● **Task to complete**
Using the material below, work out how many lines contain "likes". Only the number is wanted.

● **Input material**
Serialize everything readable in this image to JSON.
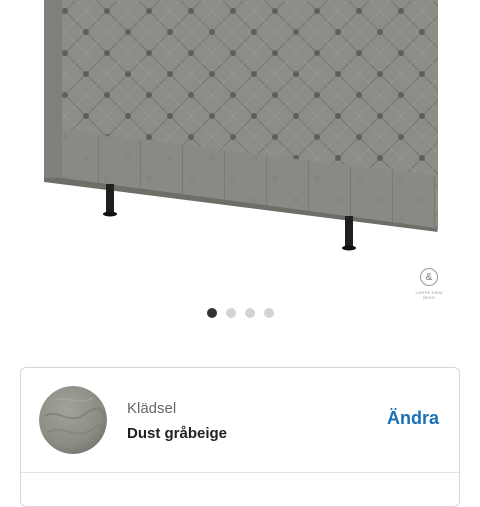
{
  "gallery": {
    "product_image": "upholstered-tufted-headboard",
    "brand_logo": {
      "icon": "ampersand-seal-icon",
      "glyph": "&",
      "text": "CARPE DIEM BEDS"
    },
    "carousel": {
      "page_count": 4,
      "active_index": 0,
      "active_color": "#333333",
      "inactive_color": "#d3d3d3"
    }
  },
  "option": {
    "label": "Klädsel",
    "value": "Dust gråbeige",
    "swatch": "fabric-swatch",
    "swatch_color": "#8b8a83",
    "change_label": "Ändra",
    "accent_color": "#1a6fb5"
  }
}
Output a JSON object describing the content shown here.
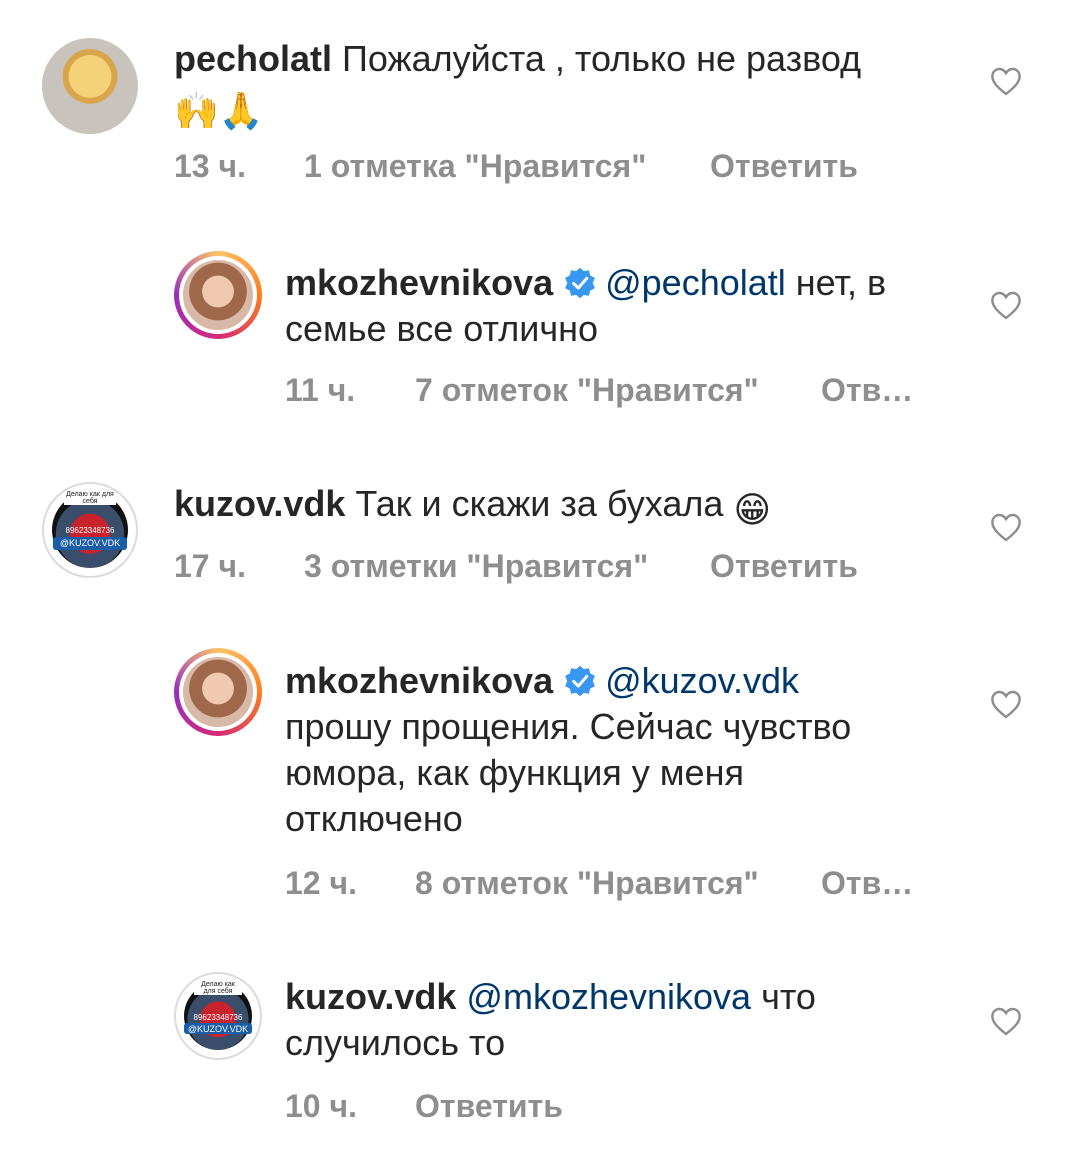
{
  "comments": [
    {
      "username": "pecholatl",
      "text": "Пожалуйста , только не развод",
      "emoji_line": "🙌🙏",
      "time": "13 ч.",
      "likes": "1 отметка \"Нравится\"",
      "reply": "Ответить"
    },
    {
      "username": "mkozhevnikova",
      "mention": "@pecholatl",
      "text_line1": " нет, в",
      "text_line2": "семье все отлично",
      "time": "11 ч.",
      "likes": "7 отметок \"Нравится\"",
      "reply": "Отв…"
    },
    {
      "username": "kuzov.vdk",
      "text": "Так и скажи за бухала",
      "emoji": "😁",
      "time": "17 ч.",
      "likes": "3 отметки \"Нравится\"",
      "reply": "Ответить"
    },
    {
      "username": "mkozhevnikova",
      "mention": "@kuzov.vdk",
      "text_line2": "прошу прощения. Сейчас чувство",
      "text_line3": "юмора, как функция у меня",
      "text_line4": "отключено",
      "time": "12 ч.",
      "likes": "8 отметок \"Нравится\"",
      "reply": "Отв…"
    },
    {
      "username": "kuzov.vdk",
      "mention": "@mkozhevnikova",
      "text_line1": " что",
      "text_line2": "случилось то",
      "time": "10 ч.",
      "reply": "Ответить"
    }
  ],
  "avatar_text": {
    "top": "Делаю как для себя",
    "phone": "89623348736",
    "tag": "@KUZOV.VDK"
  },
  "colors": {
    "text": "#262626",
    "meta": "#8e8e8e",
    "mention": "#00376b",
    "verified": "#3897f0"
  }
}
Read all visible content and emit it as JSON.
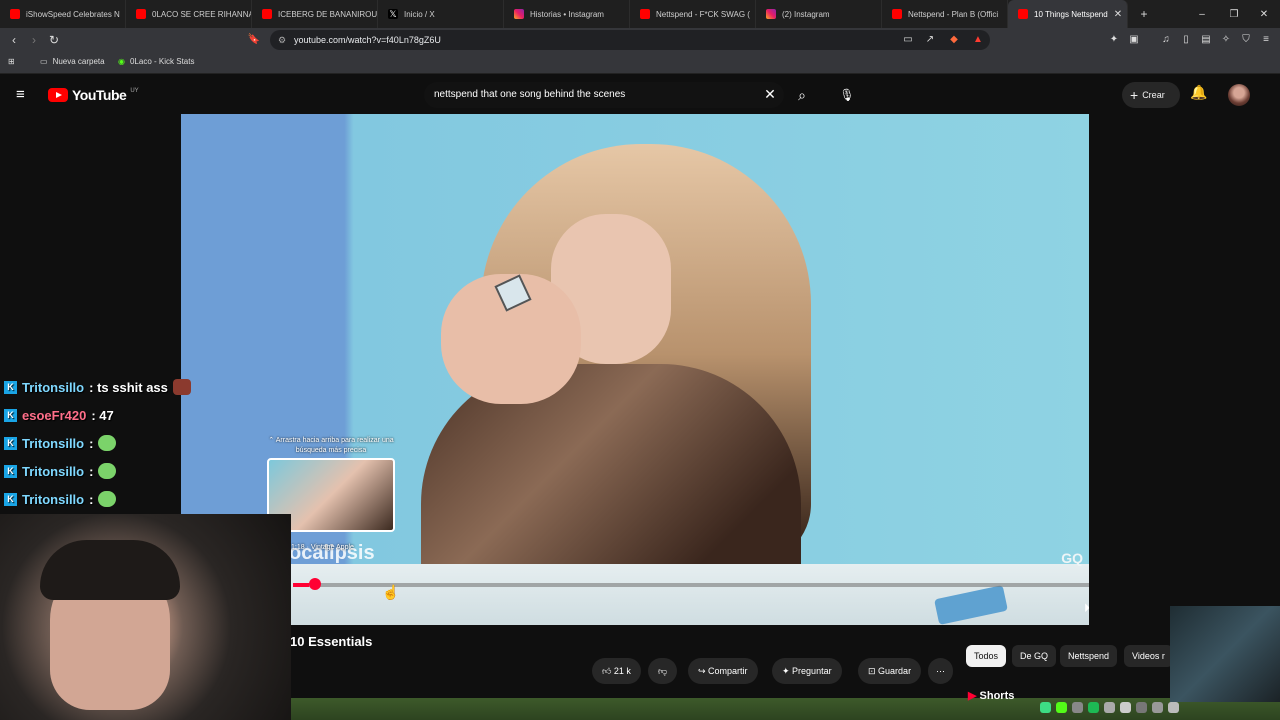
{
  "browser": {
    "tabs": [
      {
        "label": "iShowSpeed Celebrates N",
        "icon": "youtube-icon"
      },
      {
        "label": "0LACO SE CREE RIHANNA",
        "icon": "youtube-icon"
      },
      {
        "label": "ICEBERG DE BANANIROU",
        "icon": "youtube-icon"
      },
      {
        "label": "Inicio / X",
        "icon": "x-icon"
      },
      {
        "label": "Historias • Instagram",
        "icon": "instagram-icon"
      },
      {
        "label": "Nettspend - F*CK SWAG (",
        "icon": "youtube-icon"
      },
      {
        "label": "(2) Instagram",
        "icon": "instagram-icon"
      },
      {
        "label": "Nettspend - Plan B (Offici",
        "icon": "youtube-icon"
      },
      {
        "label": "10 Things Nettspend",
        "icon": "youtube-icon",
        "active": true
      }
    ],
    "new_tab": "+",
    "window": {
      "minimize": "–",
      "maximize": "❐",
      "close": "✕"
    },
    "url": "youtube.com/watch?v=f40Ln78gZ6U",
    "bookmarks": [
      {
        "label": "Nueva carpeta",
        "icon": "folder-icon"
      },
      {
        "label": "0Laco - Kick Stats",
        "icon": "kick-icon"
      }
    ]
  },
  "youtube": {
    "logo": "YouTube",
    "country": "UY",
    "search_value": "nettspend that one song behind the scenes",
    "create_label": "Crear"
  },
  "player": {
    "hint": "⌃ Arrastra hacia arriba para realizar una búsqueda más precisa",
    "thumb_label": "1:18 · Vintage Apple",
    "chapter": "ocalipsis",
    "watermark": "GQ",
    "progress": 0.02
  },
  "video": {
    "title": "10 Essentials",
    "likes": "21 k",
    "share": "Compartir",
    "ask": "Preguntar",
    "save": "Guardar"
  },
  "chips": [
    "Todos",
    "De GQ",
    "Nettspend",
    "Videos r"
  ],
  "shorts": "Shorts",
  "chat": [
    {
      "user": "Tritonsillo",
      "msg": ": ts sshit ass",
      "color": "#7fd8ff"
    },
    {
      "user": "esoeFr420",
      "msg": ": 47",
      "color": "#ff6f8a"
    },
    {
      "user": "Tritonsillo",
      "msg": ":",
      "color": "#7fd8ff"
    },
    {
      "user": "Tritonsillo",
      "msg": ":",
      "color": "#7fd8ff"
    },
    {
      "user": "Tritonsillo",
      "msg": ":",
      "color": "#7fd8ff"
    }
  ]
}
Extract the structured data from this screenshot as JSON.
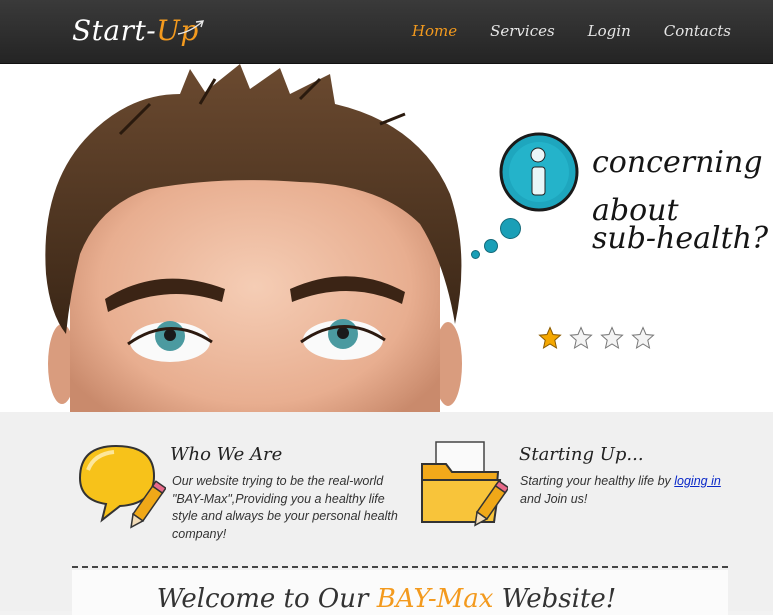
{
  "header": {
    "logo": {
      "text": "Start-",
      "accent": "Up"
    },
    "nav": [
      "Home",
      "Services",
      "Login",
      "Contacts"
    ],
    "active_nav": "Home"
  },
  "hero": {
    "line1": "concerning",
    "line2": "about",
    "line3": "sub-health?",
    "rating": {
      "value": 1,
      "max": 4
    }
  },
  "who": {
    "title": "Who We Are",
    "text": "Our website trying to be the real-world \"BAY-Max\",Providing you a healthy life style and always be your personal health company!"
  },
  "start": {
    "title": "Starting Up...",
    "text_before": "Starting your healthy life by ",
    "link": "loging in",
    "text_after": "and Join us!"
  },
  "welcome": {
    "before": "Welcome to Our ",
    "accent": "BAY-Max",
    "after": " Website!"
  },
  "colors": {
    "accent": "#f39a1e",
    "header": "#2b2b2b",
    "teal": "#1a9fb7",
    "link": "#0a28c8"
  }
}
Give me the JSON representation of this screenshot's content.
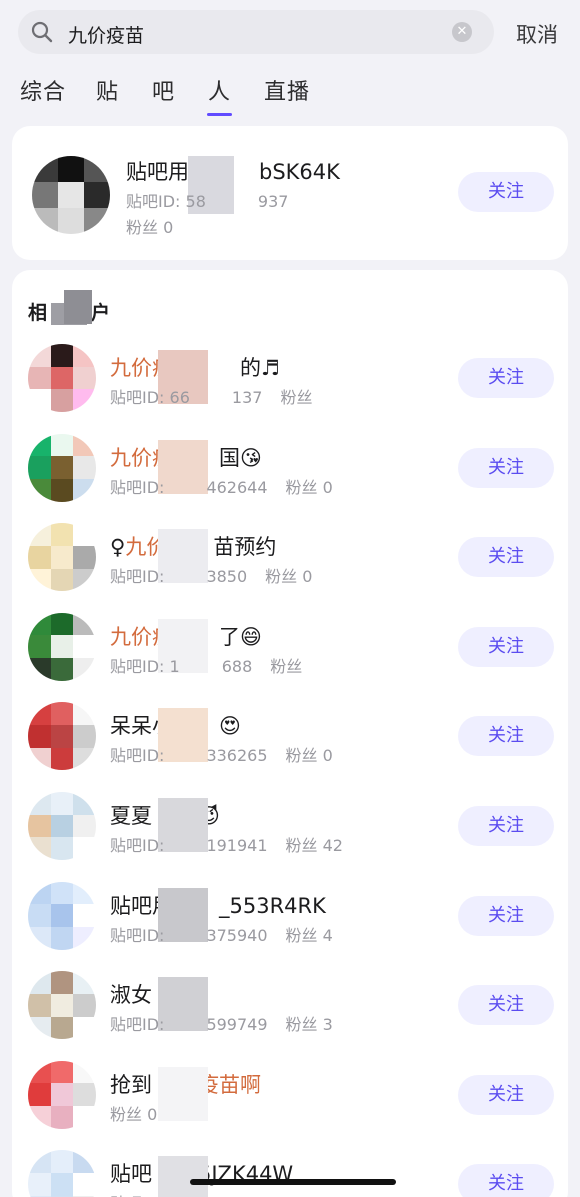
{
  "search": {
    "query": "九价疫苗",
    "cancel_label": "取消"
  },
  "tabs": [
    {
      "label": "综合",
      "active": false
    },
    {
      "label": "贴",
      "active": false
    },
    {
      "label": "吧",
      "active": false
    },
    {
      "label": "人",
      "active": true
    },
    {
      "label": "直播",
      "active": false
    }
  ],
  "top_user": {
    "name_prefix": "贴吧用",
    "name_suffix": "bSK64K",
    "id_label": "贴吧ID: 58",
    "id_suffix": "937",
    "fans": "粉丝 0",
    "follow_label": "关注"
  },
  "related_section": {
    "title_start": "相",
    "title_end": "户"
  },
  "users": [
    {
      "name_parts": [
        {
          "t": "九价疫苗",
          "hl": true
        },
        {
          "t": "",
          "hl": false
        }
      ],
      "name_tail": "的♬",
      "id_text": "贴吧ID: 66",
      "id_tail": "137",
      "fans": "粉丝",
      "follow_label": "关注"
    },
    {
      "name_parts": [
        {
          "t": "九价疫",
          "hl": true
        }
      ],
      "name_tail": "国😘",
      "id_text": "贴吧ID:",
      "id_tail": "462644",
      "fans": "粉丝 0",
      "follow_label": "关注"
    },
    {
      "name_parts": [
        {
          "t": "♀",
          "hl": false
        },
        {
          "t": "九价",
          "hl": true
        }
      ],
      "name_tail": "苗预约",
      "id_text": "贴吧ID:",
      "id_tail": "3850",
      "fans": "粉丝 0",
      "follow_label": "关注"
    },
    {
      "name_parts": [
        {
          "t": "九价疫",
          "hl": true
        }
      ],
      "name_tail": "了😄",
      "id_text": "贴吧ID: 1",
      "id_tail": "688",
      "fans": "粉丝",
      "follow_label": "关注"
    },
    {
      "name_parts": [
        {
          "t": "呆呆小",
          "hl": false
        }
      ],
      "name_tail": "😍",
      "id_text": "贴吧ID:",
      "id_tail": "336265",
      "fans": "粉丝 0",
      "follow_label": "关注"
    },
    {
      "name_parts": [
        {
          "t": "夏夏",
          "hl": false
        }
      ],
      "name_tail": "😈",
      "id_text": "贴吧ID:",
      "id_tail": "191941",
      "fans": "粉丝 42",
      "follow_label": "关注"
    },
    {
      "name_parts": [
        {
          "t": "贴吧用",
          "hl": false
        }
      ],
      "name_tail": "_553R4RK",
      "id_text": "贴吧ID:",
      "id_tail": "375940",
      "fans": "粉丝 4",
      "follow_label": "关注"
    },
    {
      "name_parts": [
        {
          "t": "淑女",
          "hl": false
        }
      ],
      "name_tail": "",
      "id_text": "贴吧ID:",
      "id_tail": "599749",
      "fans": "粉丝 3",
      "follow_label": "关注"
    },
    {
      "name_parts": [
        {
          "t": "抢到",
          "hl": false
        }
      ],
      "name_tail": "疫苗啊",
      "id_text": "粉丝 0",
      "id_tail": "",
      "fans": "",
      "follow_label": "关注"
    },
    {
      "name_parts": [
        {
          "t": "贴吧",
          "hl": false
        }
      ],
      "name_tail": "5JZK44W",
      "id_text": "贴吧ID:",
      "id_tail": "",
      "fans": "",
      "follow_label": "关注"
    }
  ],
  "colors": {
    "accent": "#614bff",
    "highlight": "#d36b3d",
    "follow_bg": "#efefff"
  }
}
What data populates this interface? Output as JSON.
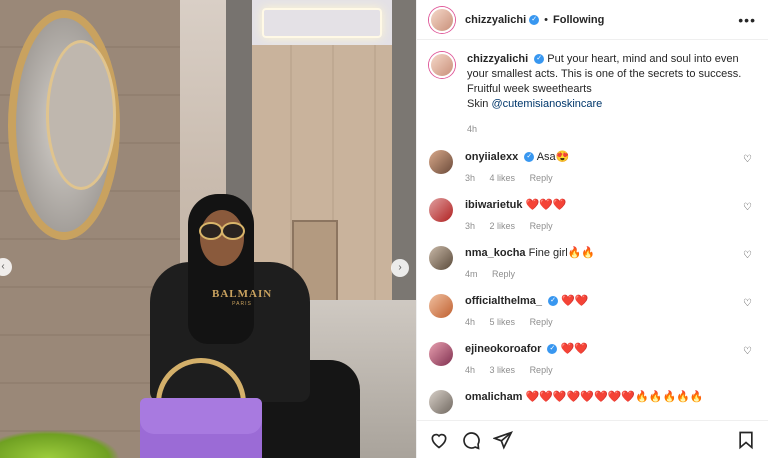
{
  "post": {
    "username": "chizzyalichi",
    "follow_status": "Following",
    "caption": {
      "username": "chizzyalichi",
      "text": "Put your heart, mind and soul into even your smallest acts. This is one of the secrets to success. Fruitful week sweethearts",
      "skin_prefix": "Skin",
      "mention": "@cutemisianoskincare",
      "time": "4h"
    },
    "shirt_text": "BALMAIN",
    "shirt_subtext": "PARIS"
  },
  "comments": [
    {
      "username": "onyiialexx",
      "verified": true,
      "text": "Asa😍",
      "time": "3h",
      "likes": "4 likes",
      "reply": "Reply"
    },
    {
      "username": "ibiwarietuk",
      "verified": false,
      "text": "❤️❤️❤️",
      "time": "3h",
      "likes": "2 likes",
      "reply": "Reply"
    },
    {
      "username": "nma_kocha",
      "verified": false,
      "text": "Fine girl🔥🔥",
      "time": "4m",
      "likes": "",
      "reply": "Reply"
    },
    {
      "username": "officialthelma_",
      "verified": true,
      "text": "❤️❤️",
      "time": "4h",
      "likes": "5 likes",
      "reply": "Reply"
    },
    {
      "username": "ejineokoroafor",
      "verified": true,
      "text": "❤️❤️",
      "time": "4h",
      "likes": "3 likes",
      "reply": "Reply"
    },
    {
      "username": "omalicham",
      "verified": false,
      "text": "❤️❤️❤️❤️❤️❤️❤️❤️🔥🔥🔥🔥🔥",
      "time": "",
      "likes": "",
      "reply": ""
    }
  ],
  "icons": {
    "heart": "heart-icon",
    "comment": "comment-icon",
    "share": "share-icon",
    "save": "bookmark-icon",
    "more": "more-icon",
    "verified": "verified-icon"
  },
  "colors": {
    "verified": "#3897f0",
    "mention": "#00376b",
    "muted": "#8e8e8e",
    "bag": "#9b6bd6"
  }
}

● **Written solution**
11